Did you know that if you are a recent graduate, you are in the best position of our life to begin saving for retirement.
Most new college graduates aren’t thinking about their eventual retirement from the workforce, but they should be. The financial decisions you make at a first job can set you up for a lifetime of financial success and a comfortable retirement. Here’s why you should begin saving for retirement with your first paycheck:
A 401(k) match is likely going to provide the best return you can receive on an investment. If your employer offers a 50 cent contribution for each dollar you save up to 6 percent of pay, you will get a 50 percent return on that investment. That doesn’t even include investment gains! If you save $1,000, you will get an extra $500 from your employer. You want to join as soon as you can, and you want to contribute as much as you can. If you can’t afford to contribute the maximum, try to contribute enough to get as much of that employer match as you can. This is free money! And who doesn’t like FREE money?
Putting money into a retirement account at an early age gives it more time to grow. The results of compounded investment gains can be impressive over a 40-year career. If you save just $2,000 per year beginning at age 22, you will have over half a million dollars by age 65, assuming 7 percent annual returns. And if you received an employer match on that $2,000, you would have nearly three quarters of a million by age 65. If you wait until age 35 to start saving, you’ll have to save over $5,000 per year to hit half a million dollars by age 65. Saving early means you can save smaller amounts and let the interest on your investments do the rest of the work. If you can get critical mass early in life, then everything is going to be a lot easier later on in life. The portfolio is doing most of the heavy lifting!

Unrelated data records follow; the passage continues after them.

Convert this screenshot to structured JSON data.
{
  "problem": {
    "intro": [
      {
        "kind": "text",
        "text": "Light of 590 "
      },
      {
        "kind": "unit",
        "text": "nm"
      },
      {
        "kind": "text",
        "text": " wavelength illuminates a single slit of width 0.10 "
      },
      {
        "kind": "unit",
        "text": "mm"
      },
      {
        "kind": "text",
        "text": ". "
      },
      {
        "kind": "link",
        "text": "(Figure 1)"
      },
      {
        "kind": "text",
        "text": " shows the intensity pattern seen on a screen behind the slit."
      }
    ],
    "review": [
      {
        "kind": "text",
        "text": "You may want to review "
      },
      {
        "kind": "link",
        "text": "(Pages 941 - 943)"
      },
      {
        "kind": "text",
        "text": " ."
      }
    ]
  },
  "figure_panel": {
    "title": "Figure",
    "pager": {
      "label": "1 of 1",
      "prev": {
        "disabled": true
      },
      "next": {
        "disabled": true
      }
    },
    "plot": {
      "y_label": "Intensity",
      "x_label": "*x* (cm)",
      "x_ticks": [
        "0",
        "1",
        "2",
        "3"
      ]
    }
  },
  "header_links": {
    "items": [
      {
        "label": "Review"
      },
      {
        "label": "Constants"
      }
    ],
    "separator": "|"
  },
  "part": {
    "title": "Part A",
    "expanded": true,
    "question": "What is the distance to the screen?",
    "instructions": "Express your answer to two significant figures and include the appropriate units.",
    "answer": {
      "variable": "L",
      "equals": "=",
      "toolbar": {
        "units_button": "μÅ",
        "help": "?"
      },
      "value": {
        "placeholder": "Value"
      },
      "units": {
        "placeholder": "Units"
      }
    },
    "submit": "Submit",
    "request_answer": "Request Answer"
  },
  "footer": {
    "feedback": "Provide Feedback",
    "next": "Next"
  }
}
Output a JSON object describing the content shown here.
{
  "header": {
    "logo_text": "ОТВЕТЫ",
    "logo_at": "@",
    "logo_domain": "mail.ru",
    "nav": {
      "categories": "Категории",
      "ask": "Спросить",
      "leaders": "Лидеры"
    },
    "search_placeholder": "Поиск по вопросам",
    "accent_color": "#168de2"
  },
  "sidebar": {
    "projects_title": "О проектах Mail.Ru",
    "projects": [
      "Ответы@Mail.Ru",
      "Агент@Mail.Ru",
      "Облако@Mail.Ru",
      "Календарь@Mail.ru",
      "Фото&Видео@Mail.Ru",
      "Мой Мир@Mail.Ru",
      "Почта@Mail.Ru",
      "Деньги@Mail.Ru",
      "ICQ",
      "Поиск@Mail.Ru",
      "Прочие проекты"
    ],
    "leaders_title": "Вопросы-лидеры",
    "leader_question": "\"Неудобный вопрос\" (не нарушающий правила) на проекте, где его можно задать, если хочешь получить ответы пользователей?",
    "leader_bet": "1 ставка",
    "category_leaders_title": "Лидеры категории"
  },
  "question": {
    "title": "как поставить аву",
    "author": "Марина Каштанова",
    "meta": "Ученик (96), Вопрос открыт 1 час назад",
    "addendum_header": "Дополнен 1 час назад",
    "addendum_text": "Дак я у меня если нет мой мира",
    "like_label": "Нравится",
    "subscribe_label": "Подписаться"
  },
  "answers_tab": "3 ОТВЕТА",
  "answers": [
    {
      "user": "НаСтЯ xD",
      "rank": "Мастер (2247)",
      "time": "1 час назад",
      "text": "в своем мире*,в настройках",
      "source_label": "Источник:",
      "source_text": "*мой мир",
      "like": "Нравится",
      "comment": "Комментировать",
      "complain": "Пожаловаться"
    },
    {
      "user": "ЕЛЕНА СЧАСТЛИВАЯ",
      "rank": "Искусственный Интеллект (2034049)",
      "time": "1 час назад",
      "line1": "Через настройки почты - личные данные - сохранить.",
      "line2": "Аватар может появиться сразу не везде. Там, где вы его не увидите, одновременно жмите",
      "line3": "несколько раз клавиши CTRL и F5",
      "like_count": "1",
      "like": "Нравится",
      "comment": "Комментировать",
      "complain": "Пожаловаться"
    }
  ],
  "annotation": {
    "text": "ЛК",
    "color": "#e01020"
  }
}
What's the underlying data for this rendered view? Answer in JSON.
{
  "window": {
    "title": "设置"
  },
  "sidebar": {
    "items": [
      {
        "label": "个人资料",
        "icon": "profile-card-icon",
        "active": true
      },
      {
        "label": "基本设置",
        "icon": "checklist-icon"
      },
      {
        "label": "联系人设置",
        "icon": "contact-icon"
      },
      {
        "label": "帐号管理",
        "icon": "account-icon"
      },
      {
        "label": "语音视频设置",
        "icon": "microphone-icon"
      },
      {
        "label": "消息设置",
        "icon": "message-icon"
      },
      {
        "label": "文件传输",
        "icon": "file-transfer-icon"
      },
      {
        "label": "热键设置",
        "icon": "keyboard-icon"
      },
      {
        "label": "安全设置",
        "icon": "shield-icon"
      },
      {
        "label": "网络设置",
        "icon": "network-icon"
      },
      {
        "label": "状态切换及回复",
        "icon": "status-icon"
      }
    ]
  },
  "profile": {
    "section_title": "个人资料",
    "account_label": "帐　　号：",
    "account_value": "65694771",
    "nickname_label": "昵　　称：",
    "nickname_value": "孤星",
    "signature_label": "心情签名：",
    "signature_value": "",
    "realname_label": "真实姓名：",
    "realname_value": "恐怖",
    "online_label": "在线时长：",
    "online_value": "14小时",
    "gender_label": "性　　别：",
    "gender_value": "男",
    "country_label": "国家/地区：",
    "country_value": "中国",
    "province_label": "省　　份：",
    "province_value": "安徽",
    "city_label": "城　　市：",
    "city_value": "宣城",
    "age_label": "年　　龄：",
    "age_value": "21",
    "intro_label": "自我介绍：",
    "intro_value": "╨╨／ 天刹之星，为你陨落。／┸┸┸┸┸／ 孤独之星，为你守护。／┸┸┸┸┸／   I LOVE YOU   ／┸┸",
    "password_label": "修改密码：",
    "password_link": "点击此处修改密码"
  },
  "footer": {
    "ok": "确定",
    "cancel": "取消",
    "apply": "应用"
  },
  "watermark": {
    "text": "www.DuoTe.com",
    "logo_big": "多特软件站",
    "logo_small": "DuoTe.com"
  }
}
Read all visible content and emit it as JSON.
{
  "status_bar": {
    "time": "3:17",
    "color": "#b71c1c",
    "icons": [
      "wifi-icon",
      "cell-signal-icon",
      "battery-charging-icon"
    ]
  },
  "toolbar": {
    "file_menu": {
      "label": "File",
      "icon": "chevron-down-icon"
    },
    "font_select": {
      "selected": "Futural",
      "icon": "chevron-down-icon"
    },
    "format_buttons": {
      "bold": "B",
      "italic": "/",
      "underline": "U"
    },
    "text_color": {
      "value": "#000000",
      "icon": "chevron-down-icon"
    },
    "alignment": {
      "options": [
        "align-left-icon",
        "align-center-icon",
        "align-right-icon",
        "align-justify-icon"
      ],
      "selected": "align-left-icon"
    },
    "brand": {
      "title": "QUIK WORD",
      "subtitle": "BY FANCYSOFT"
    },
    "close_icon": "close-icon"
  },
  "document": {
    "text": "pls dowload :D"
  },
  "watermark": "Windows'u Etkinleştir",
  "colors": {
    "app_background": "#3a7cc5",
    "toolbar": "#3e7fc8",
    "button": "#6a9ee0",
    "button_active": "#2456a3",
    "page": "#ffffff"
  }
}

Saving for retirement in a traditional 401(k) or individual retirement account lowers your tax bill each year. For someone in the 15 percent tax bracket, putting $5,000 in a 401(k) or IRA will save you $750 on your current tax bill. If you’re in the 25 percent tax bracket, the same contribution will save you $1,250. Income tax won’t be due on your contributions until you withdraw the money, and it can be deferred until age 70½, at which time withdrawals become required.
Young investors with low incomes also have a lot to gain from investing in a Roth IRA or Roth 401(k). Roth accounts allow you to pay income tax at your current rate, and then withdrawals from accounts that are at least five years old will be tax-free in retirement. If I was in the 15 percent tax bracket, I would probably save through the Roth. If you are in the 25 or 28 percent bracket, you would probably contribute to the deductible IRA, and you would just base it upon what your tax bracket is.
Workers who earn small salaries at their first job but still manage to save for retirement may additionally be able to claim the saver’s credit. Individuals with an adjusted gross income of less than $30,000 in 2014 who contribute to a 401(k), IRA or similar type of retirement account are eligible for a tax credit equal to 50, 20 or 10 percent of the amount contributed up to $2,000, with the biggest credit going to those with the lowest incomes.
One of the most valuable features of 401(k) plans is that the money is withheld from your paycheck before it ever hits your checking account, so you’re never tempted to spend it. I know getting motivated to save for something that will happen 25 or 30 years from now is tough. Virtually every successful savings plan includes an automatic component. If you don’t have a 401(k) account at work, you can recreate this effect by directly depositing a portion of your paychecks into an IRA, savings or investment account.
If you are looking for more way’s to save then grab my FREE report, 54 Way’s To Save Money, and let’s build that retirement fund.